Much of the debate is theoretical and academic with lots of assumptions. California is the closest to demonstrating the real problems with real data. The two graphs shown in a previous post are California’s electricity generation from 2000 to 2017. California is a large market with significant renewable generation. Some simple observations can be made from these two charts. Yearly generation has remained nearly constant at around 200GWh. Capacity has increased from around 55GW to around 80GW as renewables were added. This little spreadsheet below shows how these numbers result in a capacity factor of 41% in 2000 reducing to 28% in 2017. This is the predicted consequence of renewables becoming a bigger percentage. Fossil fuel plants get used less as wind and solar are used more but the fossil fuel capacity has to remain to provide backup for when the wind does not blow and the sun does not shine. Capacity has capital costs that need to be repaid. Utilities have to raise prices to cover their costs, which is what has happened in California.
GW GWh GW GWh
gen capacity 55 482,130 80 701,280
gen 200,000 200,000
Capacity factor 41.48% 28.52%
Renewable energy can claim a low cost of generation but the system overall costs more as a result of renewable intermittency. This results in higher electricity costs. Some renewable advocates think the existing generation redundancy covers renewable intermittency but this is not the case. California’s system was balanced at 41% capacity factor in 2000. To stay at 41% they would have had to reduce fossil fuel generation as they added renewable generation. This reduced fossil fuel capacity would not have been able to supply sufficient electricity when solar and wind were not generating.

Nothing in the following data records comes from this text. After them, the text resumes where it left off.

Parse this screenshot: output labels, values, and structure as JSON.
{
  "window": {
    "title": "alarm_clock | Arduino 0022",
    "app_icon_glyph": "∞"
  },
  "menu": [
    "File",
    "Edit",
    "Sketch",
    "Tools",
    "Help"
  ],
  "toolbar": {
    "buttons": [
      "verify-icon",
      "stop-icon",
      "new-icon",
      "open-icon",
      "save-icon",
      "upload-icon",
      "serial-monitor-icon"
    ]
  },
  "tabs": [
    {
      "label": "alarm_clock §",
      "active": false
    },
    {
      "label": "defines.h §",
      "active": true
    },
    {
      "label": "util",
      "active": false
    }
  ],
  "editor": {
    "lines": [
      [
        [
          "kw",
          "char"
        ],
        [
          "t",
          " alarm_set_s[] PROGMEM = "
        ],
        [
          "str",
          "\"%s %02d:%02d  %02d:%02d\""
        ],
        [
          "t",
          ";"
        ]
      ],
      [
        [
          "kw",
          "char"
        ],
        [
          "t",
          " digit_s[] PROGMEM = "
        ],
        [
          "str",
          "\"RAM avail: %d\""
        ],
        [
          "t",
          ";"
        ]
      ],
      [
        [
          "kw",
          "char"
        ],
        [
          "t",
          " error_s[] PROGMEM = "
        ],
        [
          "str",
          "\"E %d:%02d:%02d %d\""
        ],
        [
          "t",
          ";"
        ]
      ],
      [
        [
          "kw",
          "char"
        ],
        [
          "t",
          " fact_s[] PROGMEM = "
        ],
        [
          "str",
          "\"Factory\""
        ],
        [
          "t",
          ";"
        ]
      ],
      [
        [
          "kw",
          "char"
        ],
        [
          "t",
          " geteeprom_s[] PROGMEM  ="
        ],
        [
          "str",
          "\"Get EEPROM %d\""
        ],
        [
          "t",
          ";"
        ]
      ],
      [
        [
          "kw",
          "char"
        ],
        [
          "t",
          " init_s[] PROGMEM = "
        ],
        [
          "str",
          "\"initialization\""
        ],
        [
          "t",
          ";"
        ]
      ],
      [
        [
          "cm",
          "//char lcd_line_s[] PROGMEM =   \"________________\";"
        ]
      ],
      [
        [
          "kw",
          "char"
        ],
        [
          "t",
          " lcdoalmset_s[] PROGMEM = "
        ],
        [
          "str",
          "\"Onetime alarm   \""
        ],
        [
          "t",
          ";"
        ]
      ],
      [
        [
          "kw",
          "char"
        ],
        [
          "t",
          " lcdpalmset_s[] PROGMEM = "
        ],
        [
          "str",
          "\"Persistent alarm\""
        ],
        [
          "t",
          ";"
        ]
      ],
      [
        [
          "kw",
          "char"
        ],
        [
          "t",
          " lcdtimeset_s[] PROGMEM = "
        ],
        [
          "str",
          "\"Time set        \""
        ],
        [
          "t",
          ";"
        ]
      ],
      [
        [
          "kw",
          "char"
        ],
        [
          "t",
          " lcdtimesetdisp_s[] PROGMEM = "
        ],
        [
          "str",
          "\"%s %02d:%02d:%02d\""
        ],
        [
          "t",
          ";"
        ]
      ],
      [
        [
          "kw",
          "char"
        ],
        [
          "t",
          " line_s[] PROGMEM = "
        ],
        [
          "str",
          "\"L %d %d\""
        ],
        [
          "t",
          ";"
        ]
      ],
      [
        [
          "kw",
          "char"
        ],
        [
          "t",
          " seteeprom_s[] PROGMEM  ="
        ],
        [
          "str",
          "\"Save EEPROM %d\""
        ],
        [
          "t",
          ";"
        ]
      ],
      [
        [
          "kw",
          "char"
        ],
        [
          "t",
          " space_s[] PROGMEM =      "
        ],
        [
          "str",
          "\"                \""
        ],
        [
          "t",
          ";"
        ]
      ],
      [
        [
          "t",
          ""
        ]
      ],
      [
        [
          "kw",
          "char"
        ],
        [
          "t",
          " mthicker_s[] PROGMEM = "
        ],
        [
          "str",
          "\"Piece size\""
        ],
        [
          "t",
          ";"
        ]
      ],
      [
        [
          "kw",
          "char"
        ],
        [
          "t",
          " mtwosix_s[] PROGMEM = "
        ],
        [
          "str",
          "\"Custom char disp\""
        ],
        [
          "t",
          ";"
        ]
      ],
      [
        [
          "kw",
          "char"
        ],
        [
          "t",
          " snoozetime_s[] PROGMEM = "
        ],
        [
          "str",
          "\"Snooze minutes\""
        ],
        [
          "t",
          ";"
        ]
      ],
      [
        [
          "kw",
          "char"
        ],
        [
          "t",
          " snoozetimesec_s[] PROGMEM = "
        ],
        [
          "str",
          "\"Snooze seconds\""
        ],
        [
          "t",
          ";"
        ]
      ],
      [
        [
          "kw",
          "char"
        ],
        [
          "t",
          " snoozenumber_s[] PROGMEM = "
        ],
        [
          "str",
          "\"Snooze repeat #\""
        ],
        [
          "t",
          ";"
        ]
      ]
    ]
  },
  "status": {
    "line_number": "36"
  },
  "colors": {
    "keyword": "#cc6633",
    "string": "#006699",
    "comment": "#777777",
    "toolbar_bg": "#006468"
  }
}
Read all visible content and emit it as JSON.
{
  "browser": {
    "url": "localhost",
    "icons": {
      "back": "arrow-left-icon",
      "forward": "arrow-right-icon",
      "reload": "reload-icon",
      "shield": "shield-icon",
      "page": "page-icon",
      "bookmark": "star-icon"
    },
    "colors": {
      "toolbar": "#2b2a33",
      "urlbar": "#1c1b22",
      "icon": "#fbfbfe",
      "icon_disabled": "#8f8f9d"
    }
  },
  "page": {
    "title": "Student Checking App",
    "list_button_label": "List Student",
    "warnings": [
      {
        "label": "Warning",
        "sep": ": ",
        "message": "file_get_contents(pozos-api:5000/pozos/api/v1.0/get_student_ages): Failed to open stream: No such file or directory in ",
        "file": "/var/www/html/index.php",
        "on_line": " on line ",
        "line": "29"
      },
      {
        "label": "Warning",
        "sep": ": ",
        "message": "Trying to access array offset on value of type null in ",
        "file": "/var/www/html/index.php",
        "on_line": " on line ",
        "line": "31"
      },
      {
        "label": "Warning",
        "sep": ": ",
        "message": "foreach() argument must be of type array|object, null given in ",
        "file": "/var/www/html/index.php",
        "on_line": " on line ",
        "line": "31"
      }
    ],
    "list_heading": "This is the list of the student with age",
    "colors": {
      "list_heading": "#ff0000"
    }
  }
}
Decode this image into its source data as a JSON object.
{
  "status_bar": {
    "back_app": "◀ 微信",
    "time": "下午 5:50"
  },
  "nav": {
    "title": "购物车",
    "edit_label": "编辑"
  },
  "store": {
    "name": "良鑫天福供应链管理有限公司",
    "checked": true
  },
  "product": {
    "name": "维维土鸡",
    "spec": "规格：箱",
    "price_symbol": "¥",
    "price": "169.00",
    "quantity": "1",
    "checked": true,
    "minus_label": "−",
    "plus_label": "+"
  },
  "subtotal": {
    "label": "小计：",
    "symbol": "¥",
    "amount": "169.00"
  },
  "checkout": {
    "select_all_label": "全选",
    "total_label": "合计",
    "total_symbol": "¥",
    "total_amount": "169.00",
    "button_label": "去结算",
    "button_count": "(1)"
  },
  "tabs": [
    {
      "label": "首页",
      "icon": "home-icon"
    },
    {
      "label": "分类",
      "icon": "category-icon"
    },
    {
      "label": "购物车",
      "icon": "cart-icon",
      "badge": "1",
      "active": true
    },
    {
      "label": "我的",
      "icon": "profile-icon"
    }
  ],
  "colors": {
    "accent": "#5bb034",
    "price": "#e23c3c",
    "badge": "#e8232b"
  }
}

This focus on generation does not capture all the added costs as renewable penetration grows. At the relatively low penetration levels in California renewables sometimes produce too much electricity and generation has to be curtailed. This reduces renewable capacity factor and thus increases cost of generation. Also, additional transmission was added to the grid to connect wind and solar. This is a unique added expense as this transmission is only used for wind and solar. The reduced capacity factor and this added expense has significantly raised electricity prices in California.
California is at stage one of renewables penetration. As they continue to add capacity the capacity factor will reduce, producing rapidly rising electricity costs. Solar is about 18% penetration today. It will max out at about 25% when overall capacity factor might get to about 20%. So even at this low level while solar generation costs will continue to fall the falling capacity factor due to increased curtailment will offset this gain.The solution to enable continued expansion is storage. This is stage 2 of renewable expansion. So far there is little storage. There are two big issues. The first is simply getting storage that works, is low enough cost and can scale rapidly. The second is the added cost of electricity as storage additions are added in lockstep with generation additions. Even as generation costs continue to fall storage costs have to be added, keeping overall cost of electricity high. Storage is expensive and unlikely to cost reduce rapidly.
This brings us to stage three of renewables expansion. Costs remain high because even with storage, fossil fuel capacity still needs to be maintained to cover long duration intermittency which occurs about 20% of the time. Fossil fuel capacity cannot be removed until a long duration storage technology is viable. The most likely candidate is synthetic fuels. As well as just getting synthetic fuel plants developed, a big impediment is the cost of synthetic fuels will depend on the cost of electricity. If electricity costs remain high then synthetic fuels will be expensive which makes electricity from synthetic fuels even more expensive.
The current emphasis on 100% renewables is not based on a sober assessment of the technologies needed to achieve that goal. It is an aspirational goal presented as something that is already feasible. The status quo is fine for the incumbent renewables but is not reducing CO2 emissions and at current rates of penetration will not reduce CO2 emissions until long past the 2050 deadline. As with many subsidized industries the industry becomes dependant and has little incentive to change. New approaches that challenge the failing status quo are needed. Stratosolar is one such approach.
By Edmund Kelly